[Element data from apps and pages]
··········

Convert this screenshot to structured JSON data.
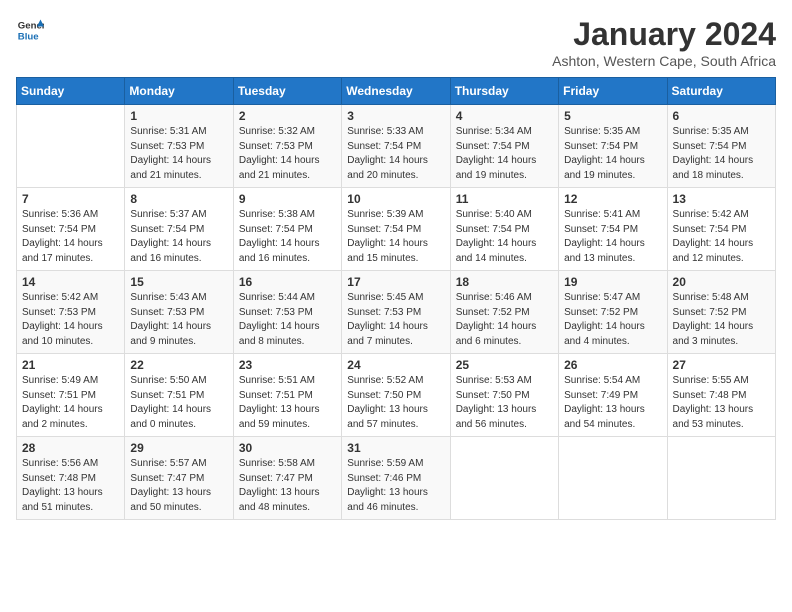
{
  "logo": {
    "line1": "General",
    "line2": "Blue"
  },
  "calendar": {
    "title": "January 2024",
    "subtitle": "Ashton, Western Cape, South Africa",
    "days_of_week": [
      "Sunday",
      "Monday",
      "Tuesday",
      "Wednesday",
      "Thursday",
      "Friday",
      "Saturday"
    ],
    "weeks": [
      [
        {
          "day": "",
          "info": ""
        },
        {
          "day": "1",
          "info": "Sunrise: 5:31 AM\nSunset: 7:53 PM\nDaylight: 14 hours\nand 21 minutes."
        },
        {
          "day": "2",
          "info": "Sunrise: 5:32 AM\nSunset: 7:53 PM\nDaylight: 14 hours\nand 21 minutes."
        },
        {
          "day": "3",
          "info": "Sunrise: 5:33 AM\nSunset: 7:54 PM\nDaylight: 14 hours\nand 20 minutes."
        },
        {
          "day": "4",
          "info": "Sunrise: 5:34 AM\nSunset: 7:54 PM\nDaylight: 14 hours\nand 19 minutes."
        },
        {
          "day": "5",
          "info": "Sunrise: 5:35 AM\nSunset: 7:54 PM\nDaylight: 14 hours\nand 19 minutes."
        },
        {
          "day": "6",
          "info": "Sunrise: 5:35 AM\nSunset: 7:54 PM\nDaylight: 14 hours\nand 18 minutes."
        }
      ],
      [
        {
          "day": "7",
          "info": "Sunrise: 5:36 AM\nSunset: 7:54 PM\nDaylight: 14 hours\nand 17 minutes."
        },
        {
          "day": "8",
          "info": "Sunrise: 5:37 AM\nSunset: 7:54 PM\nDaylight: 14 hours\nand 16 minutes."
        },
        {
          "day": "9",
          "info": "Sunrise: 5:38 AM\nSunset: 7:54 PM\nDaylight: 14 hours\nand 16 minutes."
        },
        {
          "day": "10",
          "info": "Sunrise: 5:39 AM\nSunset: 7:54 PM\nDaylight: 14 hours\nand 15 minutes."
        },
        {
          "day": "11",
          "info": "Sunrise: 5:40 AM\nSunset: 7:54 PM\nDaylight: 14 hours\nand 14 minutes."
        },
        {
          "day": "12",
          "info": "Sunrise: 5:41 AM\nSunset: 7:54 PM\nDaylight: 14 hours\nand 13 minutes."
        },
        {
          "day": "13",
          "info": "Sunrise: 5:42 AM\nSunset: 7:54 PM\nDaylight: 14 hours\nand 12 minutes."
        }
      ],
      [
        {
          "day": "14",
          "info": "Sunrise: 5:42 AM\nSunset: 7:53 PM\nDaylight: 14 hours\nand 10 minutes."
        },
        {
          "day": "15",
          "info": "Sunrise: 5:43 AM\nSunset: 7:53 PM\nDaylight: 14 hours\nand 9 minutes."
        },
        {
          "day": "16",
          "info": "Sunrise: 5:44 AM\nSunset: 7:53 PM\nDaylight: 14 hours\nand 8 minutes."
        },
        {
          "day": "17",
          "info": "Sunrise: 5:45 AM\nSunset: 7:53 PM\nDaylight: 14 hours\nand 7 minutes."
        },
        {
          "day": "18",
          "info": "Sunrise: 5:46 AM\nSunset: 7:52 PM\nDaylight: 14 hours\nand 6 minutes."
        },
        {
          "day": "19",
          "info": "Sunrise: 5:47 AM\nSunset: 7:52 PM\nDaylight: 14 hours\nand 4 minutes."
        },
        {
          "day": "20",
          "info": "Sunrise: 5:48 AM\nSunset: 7:52 PM\nDaylight: 14 hours\nand 3 minutes."
        }
      ],
      [
        {
          "day": "21",
          "info": "Sunrise: 5:49 AM\nSunset: 7:51 PM\nDaylight: 14 hours\nand 2 minutes."
        },
        {
          "day": "22",
          "info": "Sunrise: 5:50 AM\nSunset: 7:51 PM\nDaylight: 14 hours\nand 0 minutes."
        },
        {
          "day": "23",
          "info": "Sunrise: 5:51 AM\nSunset: 7:51 PM\nDaylight: 13 hours\nand 59 minutes."
        },
        {
          "day": "24",
          "info": "Sunrise: 5:52 AM\nSunset: 7:50 PM\nDaylight: 13 hours\nand 57 minutes."
        },
        {
          "day": "25",
          "info": "Sunrise: 5:53 AM\nSunset: 7:50 PM\nDaylight: 13 hours\nand 56 minutes."
        },
        {
          "day": "26",
          "info": "Sunrise: 5:54 AM\nSunset: 7:49 PM\nDaylight: 13 hours\nand 54 minutes."
        },
        {
          "day": "27",
          "info": "Sunrise: 5:55 AM\nSunset: 7:48 PM\nDaylight: 13 hours\nand 53 minutes."
        }
      ],
      [
        {
          "day": "28",
          "info": "Sunrise: 5:56 AM\nSunset: 7:48 PM\nDaylight: 13 hours\nand 51 minutes."
        },
        {
          "day": "29",
          "info": "Sunrise: 5:57 AM\nSunset: 7:47 PM\nDaylight: 13 hours\nand 50 minutes."
        },
        {
          "day": "30",
          "info": "Sunrise: 5:58 AM\nSunset: 7:47 PM\nDaylight: 13 hours\nand 48 minutes."
        },
        {
          "day": "31",
          "info": "Sunrise: 5:59 AM\nSunset: 7:46 PM\nDaylight: 13 hours\nand 46 minutes."
        },
        {
          "day": "",
          "info": ""
        },
        {
          "day": "",
          "info": ""
        },
        {
          "day": "",
          "info": ""
        }
      ]
    ]
  }
}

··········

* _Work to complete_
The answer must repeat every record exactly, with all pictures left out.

* _Solution for this task_
Convert this screenshot to structured JSON data.
{
  "logo": {
    "line1": "General",
    "line2": "Blue"
  },
  "calendar": {
    "title": "January 2024",
    "subtitle": "Ashton, Western Cape, South Africa",
    "days_of_week": [
      "Sunday",
      "Monday",
      "Tuesday",
      "Wednesday",
      "Thursday",
      "Friday",
      "Saturday"
    ],
    "weeks": [
      [
        {
          "day": "",
          "info": ""
        },
        {
          "day": "1",
          "info": "Sunrise: 5:31 AM\nSunset: 7:53 PM\nDaylight: 14 hours\nand 21 minutes."
        },
        {
          "day": "2",
          "info": "Sunrise: 5:32 AM\nSunset: 7:53 PM\nDaylight: 14 hours\nand 21 minutes."
        },
        {
          "day": "3",
          "info": "Sunrise: 5:33 AM\nSunset: 7:54 PM\nDaylight: 14 hours\nand 20 minutes."
        },
        {
          "day": "4",
          "info": "Sunrise: 5:34 AM\nSunset: 7:54 PM\nDaylight: 14 hours\nand 19 minutes."
        },
        {
          "day": "5",
          "info": "Sunrise: 5:35 AM\nSunset: 7:54 PM\nDaylight: 14 hours\nand 19 minutes."
        },
        {
          "day": "6",
          "info": "Sunrise: 5:35 AM\nSunset: 7:54 PM\nDaylight: 14 hours\nand 18 minutes."
        }
      ],
      [
        {
          "day": "7",
          "info": "Sunrise: 5:36 AM\nSunset: 7:54 PM\nDaylight: 14 hours\nand 17 minutes."
        },
        {
          "day": "8",
          "info": "Sunrise: 5:37 AM\nSunset: 7:54 PM\nDaylight: 14 hours\nand 16 minutes."
        },
        {
          "day": "9",
          "info": "Sunrise: 5:38 AM\nSunset: 7:54 PM\nDaylight: 14 hours\nand 16 minutes."
        },
        {
          "day": "10",
          "info": "Sunrise: 5:39 AM\nSunset: 7:54 PM\nDaylight: 14 hours\nand 15 minutes."
        },
        {
          "day": "11",
          "info": "Sunrise: 5:40 AM\nSunset: 7:54 PM\nDaylight: 14 hours\nand 14 minutes."
        },
        {
          "day": "12",
          "info": "Sunrise: 5:41 AM\nSunset: 7:54 PM\nDaylight: 14 hours\nand 13 minutes."
        },
        {
          "day": "13",
          "info": "Sunrise: 5:42 AM\nSunset: 7:54 PM\nDaylight: 14 hours\nand 12 minutes."
        }
      ],
      [
        {
          "day": "14",
          "info": "Sunrise: 5:42 AM\nSunset: 7:53 PM\nDaylight: 14 hours\nand 10 minutes."
        },
        {
          "day": "15",
          "info": "Sunrise: 5:43 AM\nSunset: 7:53 PM\nDaylight: 14 hours\nand 9 minutes."
        },
        {
          "day": "16",
          "info": "Sunrise: 5:44 AM\nSunset: 7:53 PM\nDaylight: 14 hours\nand 8 minutes."
        },
        {
          "day": "17",
          "info": "Sunrise: 5:45 AM\nSunset: 7:53 PM\nDaylight: 14 hours\nand 7 minutes."
        },
        {
          "day": "18",
          "info": "Sunrise: 5:46 AM\nSunset: 7:52 PM\nDaylight: 14 hours\nand 6 minutes."
        },
        {
          "day": "19",
          "info": "Sunrise: 5:47 AM\nSunset: 7:52 PM\nDaylight: 14 hours\nand 4 minutes."
        },
        {
          "day": "20",
          "info": "Sunrise: 5:48 AM\nSunset: 7:52 PM\nDaylight: 14 hours\nand 3 minutes."
        }
      ],
      [
        {
          "day": "21",
          "info": "Sunrise: 5:49 AM\nSunset: 7:51 PM\nDaylight: 14 hours\nand 2 minutes."
        },
        {
          "day": "22",
          "info": "Sunrise: 5:50 AM\nSunset: 7:51 PM\nDaylight: 14 hours\nand 0 minutes."
        },
        {
          "day": "23",
          "info": "Sunrise: 5:51 AM\nSunset: 7:51 PM\nDaylight: 13 hours\nand 59 minutes."
        },
        {
          "day": "24",
          "info": "Sunrise: 5:52 AM\nSunset: 7:50 PM\nDaylight: 13 hours\nand 57 minutes."
        },
        {
          "day": "25",
          "info": "Sunrise: 5:53 AM\nSunset: 7:50 PM\nDaylight: 13 hours\nand 56 minutes."
        },
        {
          "day": "26",
          "info": "Sunrise: 5:54 AM\nSunset: 7:49 PM\nDaylight: 13 hours\nand 54 minutes."
        },
        {
          "day": "27",
          "info": "Sunrise: 5:55 AM\nSunset: 7:48 PM\nDaylight: 13 hours\nand 53 minutes."
        }
      ],
      [
        {
          "day": "28",
          "info": "Sunrise: 5:56 AM\nSunset: 7:48 PM\nDaylight: 13 hours\nand 51 minutes."
        },
        {
          "day": "29",
          "info": "Sunrise: 5:57 AM\nSunset: 7:47 PM\nDaylight: 13 hours\nand 50 minutes."
        },
        {
          "day": "30",
          "info": "Sunrise: 5:58 AM\nSunset: 7:47 PM\nDaylight: 13 hours\nand 48 minutes."
        },
        {
          "day": "31",
          "info": "Sunrise: 5:59 AM\nSunset: 7:46 PM\nDaylight: 13 hours\nand 46 minutes."
        },
        {
          "day": "",
          "info": ""
        },
        {
          "day": "",
          "info": ""
        },
        {
          "day": "",
          "info": ""
        }
      ]
    ]
  }
}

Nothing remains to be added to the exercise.